Veterans of the series say a win would mean more if it were against the best in the business. They’d rather chance losing to him than lose the chance of beating him.
Younger drivers enjoy having the chance to learn from a proven Cup driver -- and there is a lot they can learn from Busch, the youngest winner ever at Texas Motor Speedway until Jeb Burton took that record on Friday night.
“…You’ve got to believe that you can just constantly learn off of them,” said Chad Hackenbracht, who ran Busch’s No. 51 truck at Texas, “whether it be how they race, how they pass you or, once they pass you, how you see them get around someone else. I can only see it as being a benefit.”
It’s also a chance for drivers to see how they measure up to drivers in NASCAR’s premier series, such as Busch and reigning Cup champion Brad Keselowski, another regular double-duty driver.
“I’ve always enjoyed it when the Cup drivers or Nationwide drivers come back and race in the Truck Series because it really gives you a chance to compare yourself 100 percent to the guys that are racing on Sunday,” KBM driver Joey Coulter said. “And, two, obviously if you beat 'em it looks really good, and if you don’t beat 'em, usually if you really pay attention, you can learn a lot from 'em,”
Busch has never run a full trucks series season.
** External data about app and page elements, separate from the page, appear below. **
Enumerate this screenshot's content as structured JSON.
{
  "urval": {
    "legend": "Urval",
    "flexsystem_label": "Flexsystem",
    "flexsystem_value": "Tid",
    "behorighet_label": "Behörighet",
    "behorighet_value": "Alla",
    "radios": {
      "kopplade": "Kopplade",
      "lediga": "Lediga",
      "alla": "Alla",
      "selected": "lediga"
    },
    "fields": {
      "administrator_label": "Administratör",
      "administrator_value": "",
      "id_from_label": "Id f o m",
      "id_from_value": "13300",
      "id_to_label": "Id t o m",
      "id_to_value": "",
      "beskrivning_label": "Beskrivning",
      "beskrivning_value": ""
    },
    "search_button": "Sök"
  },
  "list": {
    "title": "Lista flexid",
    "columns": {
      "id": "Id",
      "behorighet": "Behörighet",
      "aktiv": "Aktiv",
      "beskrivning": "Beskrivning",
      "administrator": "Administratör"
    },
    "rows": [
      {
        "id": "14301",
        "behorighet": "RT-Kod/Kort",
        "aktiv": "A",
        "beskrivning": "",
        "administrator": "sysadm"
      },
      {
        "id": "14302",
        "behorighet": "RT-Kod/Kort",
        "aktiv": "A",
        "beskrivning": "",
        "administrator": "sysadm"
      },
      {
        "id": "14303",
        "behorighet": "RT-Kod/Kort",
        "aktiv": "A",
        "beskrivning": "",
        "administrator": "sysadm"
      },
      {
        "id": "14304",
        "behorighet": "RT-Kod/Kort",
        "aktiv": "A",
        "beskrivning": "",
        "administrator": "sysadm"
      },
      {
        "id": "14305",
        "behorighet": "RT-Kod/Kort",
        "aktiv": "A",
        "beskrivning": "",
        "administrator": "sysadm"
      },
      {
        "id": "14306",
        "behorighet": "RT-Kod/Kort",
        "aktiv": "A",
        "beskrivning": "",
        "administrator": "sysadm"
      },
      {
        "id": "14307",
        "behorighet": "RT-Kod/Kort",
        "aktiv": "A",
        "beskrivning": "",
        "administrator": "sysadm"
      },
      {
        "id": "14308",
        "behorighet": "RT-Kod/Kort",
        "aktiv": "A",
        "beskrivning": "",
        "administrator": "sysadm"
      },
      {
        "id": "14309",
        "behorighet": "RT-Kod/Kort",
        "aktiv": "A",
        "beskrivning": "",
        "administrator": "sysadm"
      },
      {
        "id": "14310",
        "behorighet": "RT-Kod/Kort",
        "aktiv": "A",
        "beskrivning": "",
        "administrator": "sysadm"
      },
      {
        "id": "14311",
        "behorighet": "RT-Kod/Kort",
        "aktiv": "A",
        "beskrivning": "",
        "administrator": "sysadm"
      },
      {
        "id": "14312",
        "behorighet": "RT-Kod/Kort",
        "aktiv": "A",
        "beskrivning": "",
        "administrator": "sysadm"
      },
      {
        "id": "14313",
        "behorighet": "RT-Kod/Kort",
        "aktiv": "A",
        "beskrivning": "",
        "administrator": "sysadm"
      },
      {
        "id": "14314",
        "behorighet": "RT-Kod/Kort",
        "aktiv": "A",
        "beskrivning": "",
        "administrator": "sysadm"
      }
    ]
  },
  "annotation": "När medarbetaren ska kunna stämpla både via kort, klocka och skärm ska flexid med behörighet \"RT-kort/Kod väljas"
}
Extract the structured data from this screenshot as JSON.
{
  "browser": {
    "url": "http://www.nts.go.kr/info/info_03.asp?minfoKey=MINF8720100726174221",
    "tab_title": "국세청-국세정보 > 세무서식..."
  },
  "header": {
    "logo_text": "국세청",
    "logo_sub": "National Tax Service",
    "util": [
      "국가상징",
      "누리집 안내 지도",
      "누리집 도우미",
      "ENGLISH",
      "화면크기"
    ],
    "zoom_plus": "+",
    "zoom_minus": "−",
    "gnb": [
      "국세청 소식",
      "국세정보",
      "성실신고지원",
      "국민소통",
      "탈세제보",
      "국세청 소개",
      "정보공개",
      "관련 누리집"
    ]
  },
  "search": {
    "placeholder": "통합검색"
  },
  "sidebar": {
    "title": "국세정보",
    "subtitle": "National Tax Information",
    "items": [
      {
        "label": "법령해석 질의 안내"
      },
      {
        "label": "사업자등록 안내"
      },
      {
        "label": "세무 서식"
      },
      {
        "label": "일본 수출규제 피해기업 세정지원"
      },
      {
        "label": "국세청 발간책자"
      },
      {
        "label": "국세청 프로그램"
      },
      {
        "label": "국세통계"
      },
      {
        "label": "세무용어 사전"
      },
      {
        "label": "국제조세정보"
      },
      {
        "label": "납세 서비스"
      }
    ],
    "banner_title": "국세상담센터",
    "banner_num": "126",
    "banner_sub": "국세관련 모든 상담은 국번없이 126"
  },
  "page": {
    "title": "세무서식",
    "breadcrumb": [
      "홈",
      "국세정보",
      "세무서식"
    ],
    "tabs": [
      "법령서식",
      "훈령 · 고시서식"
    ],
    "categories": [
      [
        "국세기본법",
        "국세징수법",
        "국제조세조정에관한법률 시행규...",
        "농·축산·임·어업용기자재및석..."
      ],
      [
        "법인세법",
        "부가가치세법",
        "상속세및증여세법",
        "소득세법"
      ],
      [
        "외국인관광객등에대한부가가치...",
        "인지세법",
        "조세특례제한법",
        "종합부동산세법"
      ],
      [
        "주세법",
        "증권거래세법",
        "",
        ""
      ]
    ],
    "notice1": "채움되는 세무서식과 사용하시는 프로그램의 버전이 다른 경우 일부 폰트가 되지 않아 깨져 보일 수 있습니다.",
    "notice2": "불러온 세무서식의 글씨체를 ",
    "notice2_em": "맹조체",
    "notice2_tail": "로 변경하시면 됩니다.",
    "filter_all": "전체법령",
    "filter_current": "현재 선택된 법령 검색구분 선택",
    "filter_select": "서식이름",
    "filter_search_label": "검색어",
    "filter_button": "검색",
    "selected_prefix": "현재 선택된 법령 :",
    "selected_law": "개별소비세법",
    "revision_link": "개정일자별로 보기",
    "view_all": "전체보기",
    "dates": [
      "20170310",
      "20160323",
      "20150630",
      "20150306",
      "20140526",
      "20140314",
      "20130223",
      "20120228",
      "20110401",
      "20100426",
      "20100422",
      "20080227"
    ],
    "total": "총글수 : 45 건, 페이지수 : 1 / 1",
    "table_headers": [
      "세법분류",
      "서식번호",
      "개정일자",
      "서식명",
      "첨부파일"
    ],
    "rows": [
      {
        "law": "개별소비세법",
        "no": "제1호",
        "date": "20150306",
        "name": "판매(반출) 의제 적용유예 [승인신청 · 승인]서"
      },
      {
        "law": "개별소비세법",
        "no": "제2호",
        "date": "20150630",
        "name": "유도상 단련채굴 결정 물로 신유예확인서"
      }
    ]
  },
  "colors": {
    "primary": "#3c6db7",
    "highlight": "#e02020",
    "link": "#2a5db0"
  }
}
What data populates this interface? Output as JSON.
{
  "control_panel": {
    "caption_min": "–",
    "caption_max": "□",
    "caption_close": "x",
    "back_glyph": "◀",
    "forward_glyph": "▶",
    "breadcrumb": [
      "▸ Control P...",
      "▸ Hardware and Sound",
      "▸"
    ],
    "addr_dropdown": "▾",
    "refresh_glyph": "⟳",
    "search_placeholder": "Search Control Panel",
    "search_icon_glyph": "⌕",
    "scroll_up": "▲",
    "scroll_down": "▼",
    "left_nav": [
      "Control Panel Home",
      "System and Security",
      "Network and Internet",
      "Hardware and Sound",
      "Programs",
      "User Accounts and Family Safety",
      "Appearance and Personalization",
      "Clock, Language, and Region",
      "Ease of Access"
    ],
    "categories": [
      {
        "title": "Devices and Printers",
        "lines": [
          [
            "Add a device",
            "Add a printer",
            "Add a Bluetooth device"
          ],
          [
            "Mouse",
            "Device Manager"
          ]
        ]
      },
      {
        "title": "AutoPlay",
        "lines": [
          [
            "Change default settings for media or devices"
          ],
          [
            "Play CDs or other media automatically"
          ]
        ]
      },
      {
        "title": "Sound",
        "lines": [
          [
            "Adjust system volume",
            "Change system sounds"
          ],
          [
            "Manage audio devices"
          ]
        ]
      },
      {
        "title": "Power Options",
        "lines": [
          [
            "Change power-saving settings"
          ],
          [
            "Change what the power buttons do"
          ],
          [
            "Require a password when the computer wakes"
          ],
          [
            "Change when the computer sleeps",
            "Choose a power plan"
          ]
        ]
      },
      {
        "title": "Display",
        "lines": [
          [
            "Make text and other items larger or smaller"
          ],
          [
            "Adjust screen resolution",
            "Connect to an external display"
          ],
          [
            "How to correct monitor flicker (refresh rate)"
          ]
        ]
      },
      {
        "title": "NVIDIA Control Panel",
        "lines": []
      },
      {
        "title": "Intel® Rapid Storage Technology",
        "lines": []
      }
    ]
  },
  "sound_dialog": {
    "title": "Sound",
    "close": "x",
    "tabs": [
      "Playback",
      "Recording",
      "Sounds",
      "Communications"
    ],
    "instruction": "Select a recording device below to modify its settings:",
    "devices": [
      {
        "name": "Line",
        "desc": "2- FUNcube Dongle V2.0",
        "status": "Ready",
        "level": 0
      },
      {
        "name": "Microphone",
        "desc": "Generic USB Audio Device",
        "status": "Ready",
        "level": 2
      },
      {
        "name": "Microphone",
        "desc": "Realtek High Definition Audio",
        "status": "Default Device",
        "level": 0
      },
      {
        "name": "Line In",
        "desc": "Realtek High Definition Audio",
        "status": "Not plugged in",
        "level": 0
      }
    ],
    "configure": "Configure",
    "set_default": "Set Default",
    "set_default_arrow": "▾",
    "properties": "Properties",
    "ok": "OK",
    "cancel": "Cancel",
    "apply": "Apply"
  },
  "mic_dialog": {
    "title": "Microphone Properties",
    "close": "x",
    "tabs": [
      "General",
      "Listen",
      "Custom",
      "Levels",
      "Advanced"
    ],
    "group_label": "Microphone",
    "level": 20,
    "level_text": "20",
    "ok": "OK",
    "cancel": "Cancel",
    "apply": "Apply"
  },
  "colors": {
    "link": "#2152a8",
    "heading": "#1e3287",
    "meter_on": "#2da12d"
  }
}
The closest he has come was in 2008, when he ran 18 of the season’s 25 races. That same year, he won eight races in the Sprint Cup Series -- the most wins he has had in a season to date. In 30 Nationwide races that year, he nabbed 10 wins in the Series -- his second-best season only to 13 wins in 2010, when he won eight Trucks races and three Cup races. Yet Busch isn’t the only one who benefits from racing in all three series.
“It does hurt (the KBM) organization as a whole when he’s not here, 'cause you know that he… can change things that well, and it is a good voice box for Joey (Coulter) and the kids (Darrell Wallace Jr. and Hackenbracht), so I think it kinda hurts them a little bit,” Gaughan said. “Not Joey so much; he’s got more experience, but Darrell and Chad, would be nice if they could have Kyle here to lean on.”
While there seems to be a line of age and experience dividing drivers who want the Joe Gibbs Racing driver there to provide competition and those who want to learn from him, the sentiment about his presence on the track with them is the same.
“Whether Kyle’s a Cup guy or not, he’s winning races,” James Buescher, currently sixth in the standings after a ninth-place finish at Fort Worth, said. “So, I don’t think it matters that he’s a Cup guy. I think it matters that he’s got it figured out how to win it in truck, and we gotta figure out how to beat him. … Just because he does something else on Sunday doesn’t make it him any different of a competitor on Friday night.”